In the early scenes of "White Hunter, Black Heart," Eastwood fans are likely to be distracted to hear Huston's words and vocal mannerisms in Eastwood's mouth, and to see Huston's swagger and physical bravado. Then the performance takes over, and the movie turns into one of the more thoughtful films ever made about the conflicts inside an artist. Huston emerges as a strong-willed, intelligent man who nevertheless places his own desires above his ideals, who rails at Hollywood's dishonesty and yet is not above keeping an expensive film on hold while he abandons his location to go elephant shooting.

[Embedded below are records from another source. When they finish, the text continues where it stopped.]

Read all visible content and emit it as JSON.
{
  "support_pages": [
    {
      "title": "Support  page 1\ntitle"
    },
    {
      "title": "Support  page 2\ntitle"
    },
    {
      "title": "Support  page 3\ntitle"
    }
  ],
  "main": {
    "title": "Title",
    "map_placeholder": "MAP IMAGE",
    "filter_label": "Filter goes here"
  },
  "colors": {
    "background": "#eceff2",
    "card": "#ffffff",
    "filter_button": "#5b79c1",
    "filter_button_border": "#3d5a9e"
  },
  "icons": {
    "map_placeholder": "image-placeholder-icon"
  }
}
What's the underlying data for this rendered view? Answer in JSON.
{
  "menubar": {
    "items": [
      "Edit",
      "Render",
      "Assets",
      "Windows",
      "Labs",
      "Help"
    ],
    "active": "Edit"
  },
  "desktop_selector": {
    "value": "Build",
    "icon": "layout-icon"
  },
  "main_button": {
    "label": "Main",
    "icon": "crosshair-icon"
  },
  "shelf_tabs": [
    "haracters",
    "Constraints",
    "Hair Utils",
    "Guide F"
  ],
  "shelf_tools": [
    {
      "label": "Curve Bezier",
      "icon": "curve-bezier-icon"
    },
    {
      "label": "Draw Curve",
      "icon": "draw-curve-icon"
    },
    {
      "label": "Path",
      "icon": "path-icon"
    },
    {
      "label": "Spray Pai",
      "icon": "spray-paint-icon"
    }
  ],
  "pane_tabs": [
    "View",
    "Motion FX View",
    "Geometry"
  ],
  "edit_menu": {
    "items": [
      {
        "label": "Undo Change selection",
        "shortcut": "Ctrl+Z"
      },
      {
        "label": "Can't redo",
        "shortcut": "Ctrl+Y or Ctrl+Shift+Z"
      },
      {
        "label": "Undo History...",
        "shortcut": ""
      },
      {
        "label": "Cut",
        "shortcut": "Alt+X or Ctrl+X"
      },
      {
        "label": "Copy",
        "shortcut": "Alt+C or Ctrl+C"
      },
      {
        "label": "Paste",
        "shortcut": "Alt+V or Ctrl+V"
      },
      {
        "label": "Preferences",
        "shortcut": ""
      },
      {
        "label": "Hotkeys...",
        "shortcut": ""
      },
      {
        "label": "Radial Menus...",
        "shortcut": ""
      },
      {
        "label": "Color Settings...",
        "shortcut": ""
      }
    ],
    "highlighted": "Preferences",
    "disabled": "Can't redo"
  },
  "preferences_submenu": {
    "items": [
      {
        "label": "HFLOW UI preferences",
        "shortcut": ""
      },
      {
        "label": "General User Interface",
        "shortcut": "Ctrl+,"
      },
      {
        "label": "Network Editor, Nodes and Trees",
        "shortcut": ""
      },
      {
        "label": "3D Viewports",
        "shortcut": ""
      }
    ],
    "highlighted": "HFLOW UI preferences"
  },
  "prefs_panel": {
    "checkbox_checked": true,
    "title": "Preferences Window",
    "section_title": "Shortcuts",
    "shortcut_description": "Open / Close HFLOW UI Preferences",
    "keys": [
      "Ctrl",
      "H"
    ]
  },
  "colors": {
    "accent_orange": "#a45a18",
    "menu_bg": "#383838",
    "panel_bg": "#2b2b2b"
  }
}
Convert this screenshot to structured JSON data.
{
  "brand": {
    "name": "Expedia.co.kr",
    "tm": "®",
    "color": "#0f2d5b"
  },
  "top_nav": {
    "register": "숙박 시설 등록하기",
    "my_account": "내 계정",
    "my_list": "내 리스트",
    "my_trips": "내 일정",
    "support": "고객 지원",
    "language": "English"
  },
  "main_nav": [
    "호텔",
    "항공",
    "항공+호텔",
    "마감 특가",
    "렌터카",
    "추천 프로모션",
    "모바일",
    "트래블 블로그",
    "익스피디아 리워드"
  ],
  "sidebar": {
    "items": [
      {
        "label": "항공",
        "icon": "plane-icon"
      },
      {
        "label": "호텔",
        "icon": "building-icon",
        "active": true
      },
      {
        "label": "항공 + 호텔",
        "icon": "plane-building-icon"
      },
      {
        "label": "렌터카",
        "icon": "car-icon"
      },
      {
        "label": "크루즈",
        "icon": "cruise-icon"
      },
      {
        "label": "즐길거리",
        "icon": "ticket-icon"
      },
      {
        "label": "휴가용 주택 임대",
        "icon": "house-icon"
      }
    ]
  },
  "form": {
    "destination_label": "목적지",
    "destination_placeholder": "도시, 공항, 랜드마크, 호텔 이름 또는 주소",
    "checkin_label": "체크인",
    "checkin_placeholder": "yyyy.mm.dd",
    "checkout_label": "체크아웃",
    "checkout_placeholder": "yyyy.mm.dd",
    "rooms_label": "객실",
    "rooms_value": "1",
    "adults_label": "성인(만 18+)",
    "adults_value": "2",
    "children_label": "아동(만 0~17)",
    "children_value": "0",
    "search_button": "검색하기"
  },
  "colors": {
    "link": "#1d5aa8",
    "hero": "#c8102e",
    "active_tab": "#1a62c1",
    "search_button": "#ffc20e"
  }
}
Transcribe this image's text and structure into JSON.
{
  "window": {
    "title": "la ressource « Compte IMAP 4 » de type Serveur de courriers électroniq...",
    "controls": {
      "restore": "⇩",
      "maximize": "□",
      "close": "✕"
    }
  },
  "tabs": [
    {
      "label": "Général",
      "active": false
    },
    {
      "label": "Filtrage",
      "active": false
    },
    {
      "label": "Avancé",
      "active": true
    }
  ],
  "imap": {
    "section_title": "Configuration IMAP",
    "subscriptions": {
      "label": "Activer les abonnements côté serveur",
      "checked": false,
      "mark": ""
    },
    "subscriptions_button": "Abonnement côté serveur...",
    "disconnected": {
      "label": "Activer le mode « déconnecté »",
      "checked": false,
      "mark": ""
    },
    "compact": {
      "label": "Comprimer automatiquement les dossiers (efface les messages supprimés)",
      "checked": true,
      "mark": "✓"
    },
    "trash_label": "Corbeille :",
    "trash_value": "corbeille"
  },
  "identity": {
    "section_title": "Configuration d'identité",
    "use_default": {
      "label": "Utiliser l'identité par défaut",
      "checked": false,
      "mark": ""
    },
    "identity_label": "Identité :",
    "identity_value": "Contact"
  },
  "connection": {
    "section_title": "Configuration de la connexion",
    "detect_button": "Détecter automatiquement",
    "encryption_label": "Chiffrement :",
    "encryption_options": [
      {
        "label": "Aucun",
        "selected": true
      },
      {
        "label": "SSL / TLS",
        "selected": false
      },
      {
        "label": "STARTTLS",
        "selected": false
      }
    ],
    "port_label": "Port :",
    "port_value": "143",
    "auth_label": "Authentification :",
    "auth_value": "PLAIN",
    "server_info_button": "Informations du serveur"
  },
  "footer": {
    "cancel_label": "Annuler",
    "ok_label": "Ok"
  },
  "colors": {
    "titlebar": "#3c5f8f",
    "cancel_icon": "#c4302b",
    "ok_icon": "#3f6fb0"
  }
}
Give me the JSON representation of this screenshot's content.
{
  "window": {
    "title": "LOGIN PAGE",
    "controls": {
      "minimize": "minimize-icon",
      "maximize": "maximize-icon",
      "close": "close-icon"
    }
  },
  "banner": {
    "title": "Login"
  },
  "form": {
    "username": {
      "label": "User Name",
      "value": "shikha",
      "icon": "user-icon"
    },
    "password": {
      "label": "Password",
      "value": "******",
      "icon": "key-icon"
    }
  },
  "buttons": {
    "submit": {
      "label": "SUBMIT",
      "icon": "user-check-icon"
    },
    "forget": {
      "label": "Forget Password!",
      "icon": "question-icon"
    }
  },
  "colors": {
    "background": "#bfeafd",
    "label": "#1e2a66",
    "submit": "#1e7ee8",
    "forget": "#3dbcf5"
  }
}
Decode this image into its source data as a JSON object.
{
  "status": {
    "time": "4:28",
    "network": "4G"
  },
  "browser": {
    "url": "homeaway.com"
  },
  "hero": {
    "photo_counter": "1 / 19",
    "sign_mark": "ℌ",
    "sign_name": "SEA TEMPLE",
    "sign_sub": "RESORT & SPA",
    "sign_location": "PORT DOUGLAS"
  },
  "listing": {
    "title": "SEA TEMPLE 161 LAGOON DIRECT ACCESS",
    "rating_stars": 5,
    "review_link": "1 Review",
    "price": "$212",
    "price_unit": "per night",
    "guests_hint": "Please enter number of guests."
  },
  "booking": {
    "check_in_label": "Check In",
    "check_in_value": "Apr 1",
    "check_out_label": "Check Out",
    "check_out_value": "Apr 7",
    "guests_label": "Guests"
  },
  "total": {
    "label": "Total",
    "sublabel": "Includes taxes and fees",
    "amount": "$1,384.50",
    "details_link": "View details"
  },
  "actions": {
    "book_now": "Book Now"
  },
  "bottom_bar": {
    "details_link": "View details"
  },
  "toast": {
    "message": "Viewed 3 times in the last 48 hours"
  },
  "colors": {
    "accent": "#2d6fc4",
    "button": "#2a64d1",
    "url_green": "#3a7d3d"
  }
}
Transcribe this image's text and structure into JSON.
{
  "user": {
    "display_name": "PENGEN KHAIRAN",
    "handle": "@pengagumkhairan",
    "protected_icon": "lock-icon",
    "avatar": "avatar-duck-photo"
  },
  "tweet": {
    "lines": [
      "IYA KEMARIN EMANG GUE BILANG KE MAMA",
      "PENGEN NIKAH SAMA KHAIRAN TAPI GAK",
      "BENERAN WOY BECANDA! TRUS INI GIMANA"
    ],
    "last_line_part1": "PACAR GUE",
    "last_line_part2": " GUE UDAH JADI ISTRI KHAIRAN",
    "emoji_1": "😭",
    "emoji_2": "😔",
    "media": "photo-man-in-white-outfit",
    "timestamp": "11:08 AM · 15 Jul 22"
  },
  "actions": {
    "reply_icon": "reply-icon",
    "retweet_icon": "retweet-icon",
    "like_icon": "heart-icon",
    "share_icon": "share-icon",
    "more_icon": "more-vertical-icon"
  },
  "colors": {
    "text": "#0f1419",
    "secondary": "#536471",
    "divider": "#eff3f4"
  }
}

Why does he want so badly to shoot an elephant? Perhaps because he has not shot one before. Perhaps to prove he is brave. Perhaps to give the elephant the privilege of being shot by John Huston. The obsession wraps itself around his evasions and self-justifications until the character's motive is hardly important; he is selfish enough that he will do it simply because he wants to.
There is a lot more to "White Hunter, Black Heart" than this description suggests. I especially enjoyed the verbal fencing matchs between Eastwood and George Dzundza, as his producer, and his confidences and confessions to Jeff Fahey, in the Viertel role. But what it comes down to is a man who puts his career on hold and keeps his colleagues waiting while he indulges in his own determined ego gratification.
Why did Eastwood make this movie? At one time I thought it was an attack on the Hollywood where he has functioned as a particularly successful outsider. Now I wonder if it isn't also intended as a contrast to some of the action heroes he's played in other movies.
The Eastwood hero almost always does what he damn well pleases. Here is a movie about a man who does what he pleases, but it doesn't make him a hero.
Jeff Fahey as Pete Verrill
Edward Tudor Pole as Reissar
Clint Eastwood as John Wilson
Charlotte Cornwell as Miss Wilding
Marisa Berenson as Kay Gibson
Norman Lumsden as Butler George
George Dzundza as Paul Landers